The intense and intimate story of espionage involving Soviet and American agents; one of the latter was the author’s father.
Dillon, a veteran journalist who served as the president of Reader’s Digest and has worked for Vogue, Harper’s, the New Yorker, and other publications, debuts with a tale full of intrigue, ignorance, treason, treachery, family, greed, and loyalty—to country, to lucre, to human rights. The author tells us about two families: her own and that of Dmitri Fedorovich Polyakov, a high-ranking Soviet intelligence official, who, for decades, shared critical information with his American counterparts, including Dillon’s father. With detail and technique that are almost novelistic, the author alternates the stories of the two families and describes her awareness, much later on, that her father was a CIA agent. Appearing in the text are some names familiar to followers of spy stories: Kim Philby, Philip Agee, and, most grievously in this particular story, Aldrich Ames. Using multiple interviews of principals and her comprehensive research, Dillon shows the internecine battles within the CIA, the fierce paranoia evident among many on both sides of the Iron Curtain, and the failure of intelligence officials to see the traitorous behavior that, in some cases, was flaring prominently. Ames, for example, was living a life that was far beyond his means, yet it took years for his superiors to catch on; likewise, the Soviets could not believe that a decorated hero like Polyakov would betray his country. Throughout the narrative, the author weaves the personal family stories of both of her principals—her own, of course, but she awards special attention to Polyakov’s son, Alexander, who also was working in intelligence but was unaware of his father’s alliances. We know the outcomes, so the dramatic irony is piercing.

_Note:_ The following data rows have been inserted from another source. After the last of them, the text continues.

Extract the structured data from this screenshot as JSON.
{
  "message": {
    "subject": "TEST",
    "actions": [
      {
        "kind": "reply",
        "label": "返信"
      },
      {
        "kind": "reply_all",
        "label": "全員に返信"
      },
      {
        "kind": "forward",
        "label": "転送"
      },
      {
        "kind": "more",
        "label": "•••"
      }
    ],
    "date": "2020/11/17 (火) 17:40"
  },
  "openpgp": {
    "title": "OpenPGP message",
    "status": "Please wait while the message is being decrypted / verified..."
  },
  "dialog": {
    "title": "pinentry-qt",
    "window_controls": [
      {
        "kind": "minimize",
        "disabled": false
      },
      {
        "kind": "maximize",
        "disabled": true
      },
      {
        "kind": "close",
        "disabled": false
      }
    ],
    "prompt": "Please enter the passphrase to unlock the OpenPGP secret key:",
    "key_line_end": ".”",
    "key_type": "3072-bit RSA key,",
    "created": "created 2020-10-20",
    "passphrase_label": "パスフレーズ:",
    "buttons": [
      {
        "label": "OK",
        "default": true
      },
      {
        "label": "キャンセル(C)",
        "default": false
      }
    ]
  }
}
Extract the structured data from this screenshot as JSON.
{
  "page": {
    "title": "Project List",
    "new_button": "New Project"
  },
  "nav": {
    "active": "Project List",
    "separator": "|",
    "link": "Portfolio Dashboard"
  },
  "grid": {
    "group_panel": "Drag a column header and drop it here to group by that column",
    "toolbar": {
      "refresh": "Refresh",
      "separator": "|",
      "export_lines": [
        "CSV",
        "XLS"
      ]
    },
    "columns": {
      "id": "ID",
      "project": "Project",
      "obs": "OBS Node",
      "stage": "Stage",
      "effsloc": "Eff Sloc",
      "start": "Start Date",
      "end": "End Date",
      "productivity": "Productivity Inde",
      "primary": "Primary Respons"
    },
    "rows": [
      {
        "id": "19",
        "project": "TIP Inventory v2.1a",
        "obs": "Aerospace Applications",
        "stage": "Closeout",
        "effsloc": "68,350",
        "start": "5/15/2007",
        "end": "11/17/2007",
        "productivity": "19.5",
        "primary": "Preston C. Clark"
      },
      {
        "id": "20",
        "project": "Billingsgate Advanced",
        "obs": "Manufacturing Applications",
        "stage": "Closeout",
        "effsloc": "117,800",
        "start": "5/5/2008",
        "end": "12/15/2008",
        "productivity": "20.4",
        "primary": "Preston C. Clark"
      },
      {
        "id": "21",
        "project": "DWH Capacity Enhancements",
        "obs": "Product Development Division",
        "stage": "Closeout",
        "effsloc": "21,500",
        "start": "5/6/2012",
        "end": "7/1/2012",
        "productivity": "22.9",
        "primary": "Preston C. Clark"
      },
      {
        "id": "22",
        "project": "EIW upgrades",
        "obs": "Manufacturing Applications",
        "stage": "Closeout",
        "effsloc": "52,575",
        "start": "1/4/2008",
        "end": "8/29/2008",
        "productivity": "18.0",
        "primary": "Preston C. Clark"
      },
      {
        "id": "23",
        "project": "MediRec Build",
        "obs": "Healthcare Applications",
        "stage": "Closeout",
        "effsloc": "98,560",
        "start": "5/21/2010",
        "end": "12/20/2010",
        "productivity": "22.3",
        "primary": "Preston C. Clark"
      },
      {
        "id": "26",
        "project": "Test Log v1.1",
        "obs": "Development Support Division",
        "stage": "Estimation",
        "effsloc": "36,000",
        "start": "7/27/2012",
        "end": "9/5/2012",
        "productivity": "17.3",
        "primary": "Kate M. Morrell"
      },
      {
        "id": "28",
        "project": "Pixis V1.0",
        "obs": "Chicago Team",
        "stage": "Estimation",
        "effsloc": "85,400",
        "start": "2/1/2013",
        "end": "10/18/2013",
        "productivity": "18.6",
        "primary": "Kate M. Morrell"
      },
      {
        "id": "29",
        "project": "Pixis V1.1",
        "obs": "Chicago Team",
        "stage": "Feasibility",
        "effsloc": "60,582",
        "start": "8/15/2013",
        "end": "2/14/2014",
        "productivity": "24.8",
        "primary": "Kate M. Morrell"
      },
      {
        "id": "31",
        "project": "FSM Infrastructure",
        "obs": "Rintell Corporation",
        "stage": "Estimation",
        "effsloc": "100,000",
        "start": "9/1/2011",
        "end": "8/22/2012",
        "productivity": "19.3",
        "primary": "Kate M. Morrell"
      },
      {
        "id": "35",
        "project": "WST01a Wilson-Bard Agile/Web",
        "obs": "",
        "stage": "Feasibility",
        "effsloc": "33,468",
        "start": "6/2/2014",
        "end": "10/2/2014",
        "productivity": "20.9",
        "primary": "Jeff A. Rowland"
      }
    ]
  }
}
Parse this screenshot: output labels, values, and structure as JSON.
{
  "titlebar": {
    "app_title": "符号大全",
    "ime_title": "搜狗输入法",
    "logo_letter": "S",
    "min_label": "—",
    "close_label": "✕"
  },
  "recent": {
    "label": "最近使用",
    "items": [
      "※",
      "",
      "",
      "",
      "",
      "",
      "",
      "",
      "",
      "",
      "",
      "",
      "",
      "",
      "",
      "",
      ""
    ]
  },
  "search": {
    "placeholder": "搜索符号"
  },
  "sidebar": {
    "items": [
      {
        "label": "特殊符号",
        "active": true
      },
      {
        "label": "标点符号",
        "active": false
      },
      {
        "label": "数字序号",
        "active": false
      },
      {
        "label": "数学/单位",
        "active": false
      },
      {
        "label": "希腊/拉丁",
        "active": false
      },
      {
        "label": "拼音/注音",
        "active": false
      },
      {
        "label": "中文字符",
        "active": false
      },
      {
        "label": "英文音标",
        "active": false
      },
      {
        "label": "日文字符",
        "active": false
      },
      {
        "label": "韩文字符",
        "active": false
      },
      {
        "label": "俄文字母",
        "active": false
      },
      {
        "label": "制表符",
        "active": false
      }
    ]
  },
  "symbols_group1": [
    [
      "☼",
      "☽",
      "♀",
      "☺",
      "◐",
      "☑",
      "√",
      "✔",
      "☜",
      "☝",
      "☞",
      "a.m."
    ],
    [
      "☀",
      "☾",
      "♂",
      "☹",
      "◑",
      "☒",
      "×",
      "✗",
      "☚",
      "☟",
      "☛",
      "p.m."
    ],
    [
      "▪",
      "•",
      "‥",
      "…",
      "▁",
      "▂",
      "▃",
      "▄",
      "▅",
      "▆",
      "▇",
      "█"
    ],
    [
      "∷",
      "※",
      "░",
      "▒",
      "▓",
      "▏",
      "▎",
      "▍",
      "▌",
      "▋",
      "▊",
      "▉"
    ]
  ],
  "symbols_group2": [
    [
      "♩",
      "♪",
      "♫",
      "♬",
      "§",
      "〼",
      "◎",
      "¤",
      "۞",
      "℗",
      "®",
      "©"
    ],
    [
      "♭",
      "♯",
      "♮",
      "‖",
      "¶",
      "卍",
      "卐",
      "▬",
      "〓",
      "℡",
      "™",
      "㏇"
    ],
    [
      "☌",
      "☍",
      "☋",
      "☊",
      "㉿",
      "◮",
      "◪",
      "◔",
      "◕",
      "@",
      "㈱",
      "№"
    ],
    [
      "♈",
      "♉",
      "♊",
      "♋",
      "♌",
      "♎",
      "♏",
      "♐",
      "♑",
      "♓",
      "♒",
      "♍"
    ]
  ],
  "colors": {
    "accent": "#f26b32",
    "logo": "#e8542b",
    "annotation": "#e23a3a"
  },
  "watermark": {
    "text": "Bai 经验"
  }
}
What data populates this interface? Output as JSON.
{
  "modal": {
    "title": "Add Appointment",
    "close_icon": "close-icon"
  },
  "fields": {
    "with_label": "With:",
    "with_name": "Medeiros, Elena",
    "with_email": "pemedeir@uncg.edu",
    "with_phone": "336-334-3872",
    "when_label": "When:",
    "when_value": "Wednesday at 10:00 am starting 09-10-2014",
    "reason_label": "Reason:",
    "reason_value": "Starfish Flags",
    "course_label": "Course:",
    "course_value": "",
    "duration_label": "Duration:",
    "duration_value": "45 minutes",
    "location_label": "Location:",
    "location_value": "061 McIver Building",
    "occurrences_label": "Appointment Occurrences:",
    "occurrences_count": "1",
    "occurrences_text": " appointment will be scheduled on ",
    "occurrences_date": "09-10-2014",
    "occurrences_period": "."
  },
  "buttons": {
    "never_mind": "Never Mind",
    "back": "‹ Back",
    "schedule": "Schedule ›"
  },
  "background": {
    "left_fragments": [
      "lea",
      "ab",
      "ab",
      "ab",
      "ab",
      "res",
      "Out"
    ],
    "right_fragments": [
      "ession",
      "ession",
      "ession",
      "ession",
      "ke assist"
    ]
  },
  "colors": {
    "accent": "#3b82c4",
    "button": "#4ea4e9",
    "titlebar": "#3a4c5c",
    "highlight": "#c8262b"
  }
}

Reads like a fine spy novel whose ending we know but whose story transports us nonetheless.